* _Exercise requirements_
Write out every entry, unchanged. Skip any picture.

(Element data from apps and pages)
==============================

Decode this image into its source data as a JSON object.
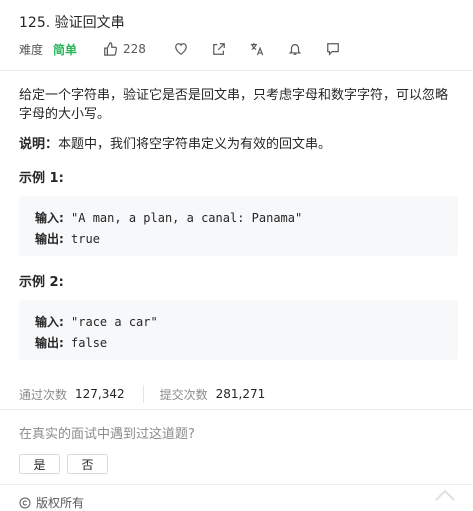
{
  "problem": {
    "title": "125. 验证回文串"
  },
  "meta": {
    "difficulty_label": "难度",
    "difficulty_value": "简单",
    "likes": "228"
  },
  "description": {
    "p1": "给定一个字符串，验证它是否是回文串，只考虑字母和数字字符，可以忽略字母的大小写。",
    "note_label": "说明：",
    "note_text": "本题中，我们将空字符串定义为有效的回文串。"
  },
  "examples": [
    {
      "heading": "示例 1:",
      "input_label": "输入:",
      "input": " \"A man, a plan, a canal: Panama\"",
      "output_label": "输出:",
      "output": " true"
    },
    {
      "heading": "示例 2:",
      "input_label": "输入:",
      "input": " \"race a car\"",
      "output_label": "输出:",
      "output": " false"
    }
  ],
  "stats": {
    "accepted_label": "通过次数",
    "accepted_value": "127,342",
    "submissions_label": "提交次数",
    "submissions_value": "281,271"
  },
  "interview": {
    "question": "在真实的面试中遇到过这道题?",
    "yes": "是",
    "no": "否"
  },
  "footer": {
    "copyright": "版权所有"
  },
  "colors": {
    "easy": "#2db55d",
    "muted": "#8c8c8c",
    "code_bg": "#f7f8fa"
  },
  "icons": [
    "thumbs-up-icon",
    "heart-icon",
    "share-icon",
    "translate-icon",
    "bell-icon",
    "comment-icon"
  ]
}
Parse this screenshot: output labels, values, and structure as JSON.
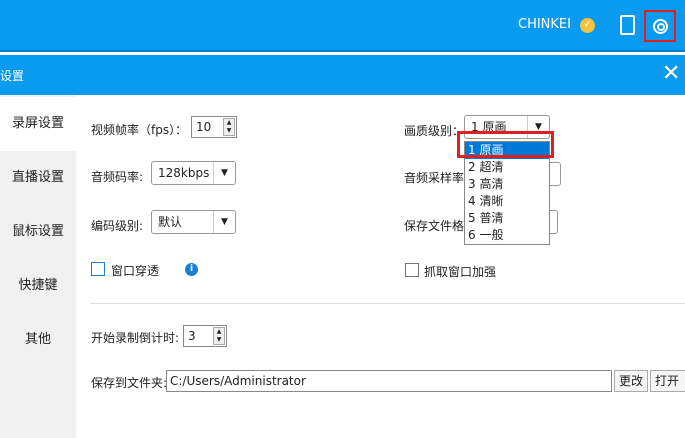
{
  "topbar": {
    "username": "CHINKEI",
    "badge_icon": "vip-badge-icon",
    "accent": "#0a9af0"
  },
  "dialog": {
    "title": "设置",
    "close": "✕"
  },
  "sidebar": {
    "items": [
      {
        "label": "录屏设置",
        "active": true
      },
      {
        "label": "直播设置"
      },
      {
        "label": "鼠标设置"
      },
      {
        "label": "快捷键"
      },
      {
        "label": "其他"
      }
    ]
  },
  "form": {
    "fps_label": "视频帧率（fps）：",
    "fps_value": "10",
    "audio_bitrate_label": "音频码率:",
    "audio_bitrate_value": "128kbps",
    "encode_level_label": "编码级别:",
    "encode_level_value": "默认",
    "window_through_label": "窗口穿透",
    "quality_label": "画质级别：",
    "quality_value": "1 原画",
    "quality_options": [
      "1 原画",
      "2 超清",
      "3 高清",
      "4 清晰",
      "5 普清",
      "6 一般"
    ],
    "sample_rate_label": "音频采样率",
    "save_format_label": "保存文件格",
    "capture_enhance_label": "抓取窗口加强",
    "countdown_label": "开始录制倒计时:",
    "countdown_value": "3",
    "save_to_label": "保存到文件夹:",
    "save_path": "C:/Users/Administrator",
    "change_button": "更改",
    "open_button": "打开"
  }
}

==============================

* _Task answer_
Decode this image into its source data as a JSON object.
{
  "problem": {
    "title": "125. 验证回文串"
  },
  "meta": {
    "difficulty_label": "难度",
    "difficulty_value": "简单",
    "likes": "228"
  },
  "description": {
    "p1": "给定一个字符串，验证它是否是回文串，只考虑字母和数字字符，可以忽略字母的大小写。",
    "note_label": "说明：",
    "note_text": "本题中，我们将空字符串定义为有效的回文串。"
  },
  "examples": [
    {
      "heading": "示例 1:",
      "input_label": "输入:",
      "input": " \"A man, a plan, a canal: Panama\"",
      "output_label": "输出:",
      "output": " true"
    },
    {
      "heading": "示例 2:",
      "input_label": "输入:",
      "input": " \"race a car\"",
      "output_label": "输出:",
      "output": " false"
    }
  ],
  "stats": {
    "accepted_label": "通过次数",
    "accepted_value": "127,342",
    "submissions_label": "提交次数",
    "submissions_value": "281,271"
  },
  "interview": {
    "question": "在真实的面试中遇到过这道题?",
    "yes": "是",
    "no": "否"
  },
  "footer": {
    "copyright": "版权所有"
  },
  "colors": {
    "easy": "#2db55d",
    "muted": "#8c8c8c",
    "code_bg": "#f7f8fa"
  },
  "icons": [
    "thumbs-up-icon",
    "heart-icon",
    "share-icon",
    "translate-icon",
    "bell-icon",
    "comment-icon"
  ]
}
Parse this screenshot: output labels, values, and structure as JSON.
{
  "topbar": {
    "username": "CHINKEI",
    "badge_icon": "vip-badge-icon",
    "accent": "#0a9af0"
  },
  "dialog": {
    "title": "设置",
    "close": "✕"
  },
  "sidebar": {
    "items": [
      {
        "label": "录屏设置",
        "active": true
      },
      {
        "label": "直播设置"
      },
      {
        "label": "鼠标设置"
      },
      {
        "label": "快捷键"
      },
      {
        "label": "其他"
      }
    ]
  },
  "form": {
    "fps_label": "视频帧率（fps）：",
    "fps_value": "10",
    "audio_bitrate_label": "音频码率:",
    "audio_bitrate_value": "128kbps",
    "encode_level_label": "编码级别:",
    "encode_level_value": "默认",
    "window_through_label": "窗口穿透",
    "quality_label": "画质级别：",
    "quality_value": "1 原画",
    "quality_options": [
      "1 原画",
      "2 超清",
      "3 高清",
      "4 清晰",
      "5 普清",
      "6 一般"
    ],
    "sample_rate_label": "音频采样率",
    "save_format_label": "保存文件格",
    "capture_enhance_label": "抓取窗口加强",
    "countdown_label": "开始录制倒计时:",
    "countdown_value": "3",
    "save_to_label": "保存到文件夹:",
    "save_path": "C:/Users/Administrator",
    "change_button": "更改",
    "open_button": "打开"
  }
}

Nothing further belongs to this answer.